Problem: For every line in the records below that holds "after", make a copy.

Data in this exercise:
- - - - - - -
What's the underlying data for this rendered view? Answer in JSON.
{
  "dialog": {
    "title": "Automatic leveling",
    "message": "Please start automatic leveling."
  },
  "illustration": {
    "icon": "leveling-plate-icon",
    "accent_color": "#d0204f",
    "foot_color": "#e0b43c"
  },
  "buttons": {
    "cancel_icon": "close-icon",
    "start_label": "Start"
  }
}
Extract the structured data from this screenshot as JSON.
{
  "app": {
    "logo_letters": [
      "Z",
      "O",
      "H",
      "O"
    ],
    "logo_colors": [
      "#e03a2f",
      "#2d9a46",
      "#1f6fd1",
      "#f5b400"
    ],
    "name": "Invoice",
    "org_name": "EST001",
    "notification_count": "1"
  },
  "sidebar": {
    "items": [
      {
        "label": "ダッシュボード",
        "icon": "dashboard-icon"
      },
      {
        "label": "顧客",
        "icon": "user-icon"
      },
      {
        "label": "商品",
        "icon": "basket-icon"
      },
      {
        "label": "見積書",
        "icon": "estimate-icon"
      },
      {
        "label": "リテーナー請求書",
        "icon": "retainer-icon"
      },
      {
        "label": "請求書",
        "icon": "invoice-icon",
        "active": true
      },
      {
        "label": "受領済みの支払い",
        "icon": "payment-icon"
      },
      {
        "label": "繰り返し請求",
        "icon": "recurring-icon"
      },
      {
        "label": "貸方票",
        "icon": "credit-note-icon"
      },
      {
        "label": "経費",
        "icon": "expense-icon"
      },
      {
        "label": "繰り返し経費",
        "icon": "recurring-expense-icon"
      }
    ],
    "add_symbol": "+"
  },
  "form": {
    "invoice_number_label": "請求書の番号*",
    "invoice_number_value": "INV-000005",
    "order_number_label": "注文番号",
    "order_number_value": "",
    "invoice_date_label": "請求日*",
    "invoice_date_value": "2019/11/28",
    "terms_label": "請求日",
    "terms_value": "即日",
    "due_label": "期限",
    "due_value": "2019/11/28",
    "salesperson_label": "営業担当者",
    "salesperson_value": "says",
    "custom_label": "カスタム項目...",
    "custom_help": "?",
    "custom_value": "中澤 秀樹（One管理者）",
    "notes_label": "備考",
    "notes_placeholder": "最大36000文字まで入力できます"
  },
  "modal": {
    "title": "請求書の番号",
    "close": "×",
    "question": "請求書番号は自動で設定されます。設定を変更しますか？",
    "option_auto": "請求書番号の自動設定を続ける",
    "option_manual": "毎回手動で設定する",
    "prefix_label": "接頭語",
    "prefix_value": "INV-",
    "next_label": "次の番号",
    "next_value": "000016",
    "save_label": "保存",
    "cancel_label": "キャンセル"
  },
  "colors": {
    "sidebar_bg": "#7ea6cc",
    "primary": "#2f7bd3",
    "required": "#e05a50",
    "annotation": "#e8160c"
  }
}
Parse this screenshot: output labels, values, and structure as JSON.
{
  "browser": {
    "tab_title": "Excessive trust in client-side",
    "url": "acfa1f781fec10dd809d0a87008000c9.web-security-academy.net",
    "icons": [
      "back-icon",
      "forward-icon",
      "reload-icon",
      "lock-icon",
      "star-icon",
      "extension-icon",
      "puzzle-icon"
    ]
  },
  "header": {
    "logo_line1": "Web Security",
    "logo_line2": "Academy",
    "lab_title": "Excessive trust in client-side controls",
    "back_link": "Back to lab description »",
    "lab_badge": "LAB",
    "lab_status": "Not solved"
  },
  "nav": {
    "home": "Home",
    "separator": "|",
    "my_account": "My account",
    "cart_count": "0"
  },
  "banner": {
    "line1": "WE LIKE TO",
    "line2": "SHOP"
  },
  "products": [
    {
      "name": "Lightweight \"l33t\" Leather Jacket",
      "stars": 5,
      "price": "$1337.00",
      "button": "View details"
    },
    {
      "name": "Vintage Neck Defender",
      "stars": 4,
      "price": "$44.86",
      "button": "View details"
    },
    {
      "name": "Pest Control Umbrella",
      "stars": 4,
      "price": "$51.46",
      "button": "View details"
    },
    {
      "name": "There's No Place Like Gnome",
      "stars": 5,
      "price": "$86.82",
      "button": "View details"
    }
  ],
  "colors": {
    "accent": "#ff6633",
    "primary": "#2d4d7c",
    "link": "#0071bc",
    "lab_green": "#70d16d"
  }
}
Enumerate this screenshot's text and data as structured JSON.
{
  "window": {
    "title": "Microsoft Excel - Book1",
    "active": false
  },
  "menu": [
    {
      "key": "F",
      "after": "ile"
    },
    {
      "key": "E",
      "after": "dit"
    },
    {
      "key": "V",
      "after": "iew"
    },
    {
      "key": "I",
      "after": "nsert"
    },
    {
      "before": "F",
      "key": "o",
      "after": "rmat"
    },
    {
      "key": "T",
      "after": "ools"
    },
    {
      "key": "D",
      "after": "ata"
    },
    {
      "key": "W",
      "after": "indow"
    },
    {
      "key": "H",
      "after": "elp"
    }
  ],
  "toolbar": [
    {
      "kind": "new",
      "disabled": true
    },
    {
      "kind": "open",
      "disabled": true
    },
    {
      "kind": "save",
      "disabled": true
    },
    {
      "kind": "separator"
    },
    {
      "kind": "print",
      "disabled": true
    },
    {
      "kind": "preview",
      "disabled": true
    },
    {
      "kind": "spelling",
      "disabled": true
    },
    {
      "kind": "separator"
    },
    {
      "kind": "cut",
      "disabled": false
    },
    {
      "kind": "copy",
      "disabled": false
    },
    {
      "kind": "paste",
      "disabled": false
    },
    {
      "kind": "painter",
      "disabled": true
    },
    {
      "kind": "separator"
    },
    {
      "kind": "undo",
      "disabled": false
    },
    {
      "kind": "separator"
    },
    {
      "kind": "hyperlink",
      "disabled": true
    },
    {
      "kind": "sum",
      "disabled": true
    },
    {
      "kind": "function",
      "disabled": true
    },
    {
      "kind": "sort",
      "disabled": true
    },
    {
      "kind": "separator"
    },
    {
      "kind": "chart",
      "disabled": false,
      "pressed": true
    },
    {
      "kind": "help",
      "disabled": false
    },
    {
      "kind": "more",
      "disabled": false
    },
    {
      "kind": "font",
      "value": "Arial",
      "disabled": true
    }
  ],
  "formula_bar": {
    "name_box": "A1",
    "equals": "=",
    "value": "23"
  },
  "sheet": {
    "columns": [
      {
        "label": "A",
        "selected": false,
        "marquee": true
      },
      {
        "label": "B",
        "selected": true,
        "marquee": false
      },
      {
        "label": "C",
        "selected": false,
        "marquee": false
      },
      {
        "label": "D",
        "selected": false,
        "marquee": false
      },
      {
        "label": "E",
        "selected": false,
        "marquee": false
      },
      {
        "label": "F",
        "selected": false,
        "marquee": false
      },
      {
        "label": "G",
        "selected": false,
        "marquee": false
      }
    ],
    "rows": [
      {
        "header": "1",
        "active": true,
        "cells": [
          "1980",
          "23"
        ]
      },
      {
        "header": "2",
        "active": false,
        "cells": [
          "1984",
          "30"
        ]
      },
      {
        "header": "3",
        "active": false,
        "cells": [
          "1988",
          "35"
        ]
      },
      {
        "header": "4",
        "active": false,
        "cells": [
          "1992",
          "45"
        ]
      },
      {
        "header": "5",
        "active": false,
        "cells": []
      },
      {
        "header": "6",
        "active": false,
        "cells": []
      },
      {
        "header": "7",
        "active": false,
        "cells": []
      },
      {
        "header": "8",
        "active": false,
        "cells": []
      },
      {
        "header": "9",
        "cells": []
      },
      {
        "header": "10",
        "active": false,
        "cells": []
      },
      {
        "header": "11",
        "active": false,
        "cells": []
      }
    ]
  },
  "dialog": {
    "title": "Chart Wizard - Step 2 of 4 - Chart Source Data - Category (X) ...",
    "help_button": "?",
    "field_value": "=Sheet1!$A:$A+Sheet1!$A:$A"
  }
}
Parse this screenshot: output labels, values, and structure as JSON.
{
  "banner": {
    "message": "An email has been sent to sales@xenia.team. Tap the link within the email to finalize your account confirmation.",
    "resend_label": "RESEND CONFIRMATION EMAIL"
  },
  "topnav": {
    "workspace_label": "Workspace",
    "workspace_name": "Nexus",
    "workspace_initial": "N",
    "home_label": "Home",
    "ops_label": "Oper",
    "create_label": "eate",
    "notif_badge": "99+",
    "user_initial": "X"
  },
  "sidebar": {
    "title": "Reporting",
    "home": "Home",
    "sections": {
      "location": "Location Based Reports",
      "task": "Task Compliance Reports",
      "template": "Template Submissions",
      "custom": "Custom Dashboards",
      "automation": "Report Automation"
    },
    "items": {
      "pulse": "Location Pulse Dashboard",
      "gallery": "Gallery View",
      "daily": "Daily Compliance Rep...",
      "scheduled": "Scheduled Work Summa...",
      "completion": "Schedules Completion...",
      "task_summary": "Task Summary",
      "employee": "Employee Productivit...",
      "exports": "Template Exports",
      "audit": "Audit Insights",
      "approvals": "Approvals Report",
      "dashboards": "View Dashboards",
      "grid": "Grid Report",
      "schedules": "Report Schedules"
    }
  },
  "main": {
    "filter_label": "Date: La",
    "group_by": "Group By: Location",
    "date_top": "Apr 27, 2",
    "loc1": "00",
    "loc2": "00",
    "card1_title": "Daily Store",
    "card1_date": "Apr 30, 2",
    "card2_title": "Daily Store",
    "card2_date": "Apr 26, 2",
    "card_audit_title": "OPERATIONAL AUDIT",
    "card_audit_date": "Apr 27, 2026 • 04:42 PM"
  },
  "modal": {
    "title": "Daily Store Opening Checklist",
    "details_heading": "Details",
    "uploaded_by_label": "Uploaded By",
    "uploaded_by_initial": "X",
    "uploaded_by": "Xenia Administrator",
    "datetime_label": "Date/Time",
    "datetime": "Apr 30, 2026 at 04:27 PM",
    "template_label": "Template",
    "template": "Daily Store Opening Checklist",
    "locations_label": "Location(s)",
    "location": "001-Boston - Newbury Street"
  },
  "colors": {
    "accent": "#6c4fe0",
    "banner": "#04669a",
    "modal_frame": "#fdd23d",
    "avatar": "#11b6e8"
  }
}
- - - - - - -
Task answer:
      "after": "ile"
      "after": "dit"
      "after": "iew"
      "after": "nsert"
      "after": "rmat"
      "after": "ools"
      "after": "ata"
      "after": "indow"
      "after": "elp"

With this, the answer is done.